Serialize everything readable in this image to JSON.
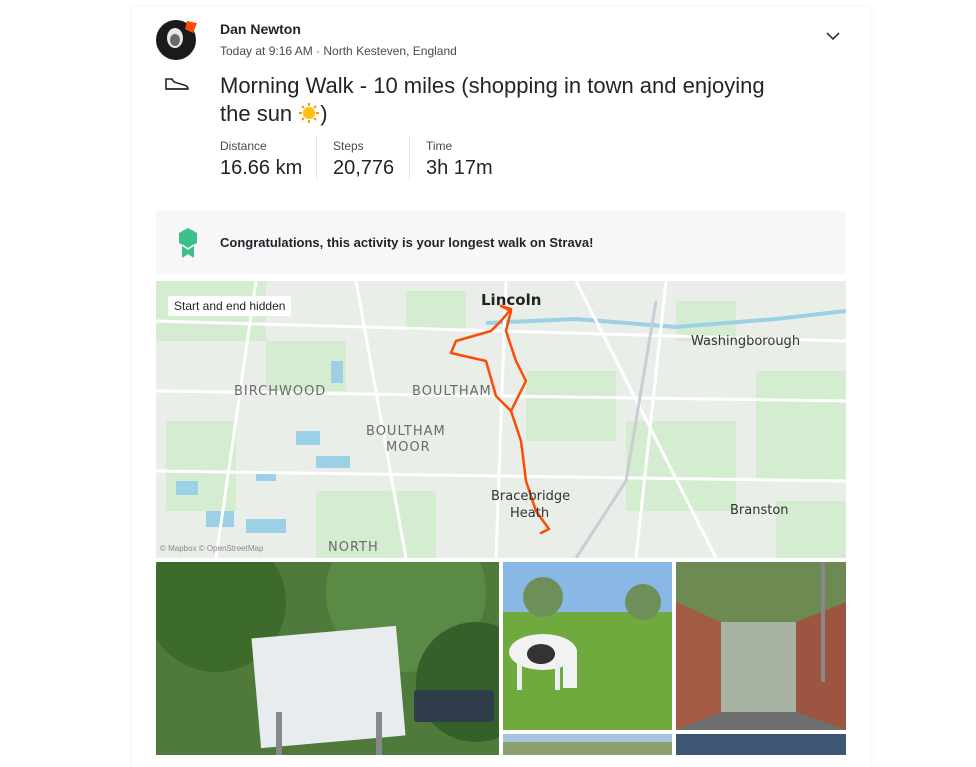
{
  "athlete": {
    "name": "Dan Newton"
  },
  "activity": {
    "meta": "Today at 9:16 AM · North Kesteven, England",
    "title_before": "Morning Walk - 10 miles (shopping in town and enjoying the sun ",
    "title_after": ")",
    "type_icon": "shoe-icon"
  },
  "stats": [
    {
      "label": "Distance",
      "value": "16.66 km"
    },
    {
      "label": "Steps",
      "value": "20,776"
    },
    {
      "label": "Time",
      "value": "3h 17m"
    }
  ],
  "achievement": {
    "text": "Congratulations, this activity is your longest walk on Strava!",
    "icon": "achievement-ribbon-icon"
  },
  "map": {
    "badge": "Start and end hidden",
    "attribution": "© Mapbox © OpenStreetMap",
    "route_color": "#fc4c02",
    "places": {
      "lincoln": "Lincoln",
      "washingborough": "Washingborough",
      "birchwood": "BIRCHWOOD",
      "boultham": "BOULTHAM",
      "boultham_moor_1": "BOULTHAM",
      "boultham_moor_2": "MOOR",
      "bracebridge_1": "Bracebridge",
      "bracebridge_2": "Heath",
      "branston": "Branston",
      "north_hykeham": "NORTH"
    }
  },
  "colors": {
    "brand": "#fc4c02",
    "achievement": "#3cc08a"
  }
}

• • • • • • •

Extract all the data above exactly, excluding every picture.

*Expected answer*
Serialize everything readable in this image to JSON.
{
  "athlete": {
    "name": "Dan Newton"
  },
  "activity": {
    "meta": "Today at 9:16 AM · North Kesteven, England",
    "title_before": "Morning Walk - 10 miles (shopping in town and enjoying the sun ",
    "title_after": ")",
    "type_icon": "shoe-icon"
  },
  "stats": [
    {
      "label": "Distance",
      "value": "16.66 km"
    },
    {
      "label": "Steps",
      "value": "20,776"
    },
    {
      "label": "Time",
      "value": "3h 17m"
    }
  ],
  "achievement": {
    "text": "Congratulations, this activity is your longest walk on Strava!",
    "icon": "achievement-ribbon-icon"
  },
  "map": {
    "badge": "Start and end hidden",
    "attribution": "© Mapbox © OpenStreetMap",
    "route_color": "#fc4c02",
    "places": {
      "lincoln": "Lincoln",
      "washingborough": "Washingborough",
      "birchwood": "BIRCHWOOD",
      "boultham": "BOULTHAM",
      "boultham_moor_1": "BOULTHAM",
      "boultham_moor_2": "MOOR",
      "bracebridge_1": "Bracebridge",
      "bracebridge_2": "Heath",
      "branston": "Branston",
      "north_hykeham": "NORTH"
    }
  },
  "colors": {
    "brand": "#fc4c02",
    "achievement": "#3cc08a"
  }
}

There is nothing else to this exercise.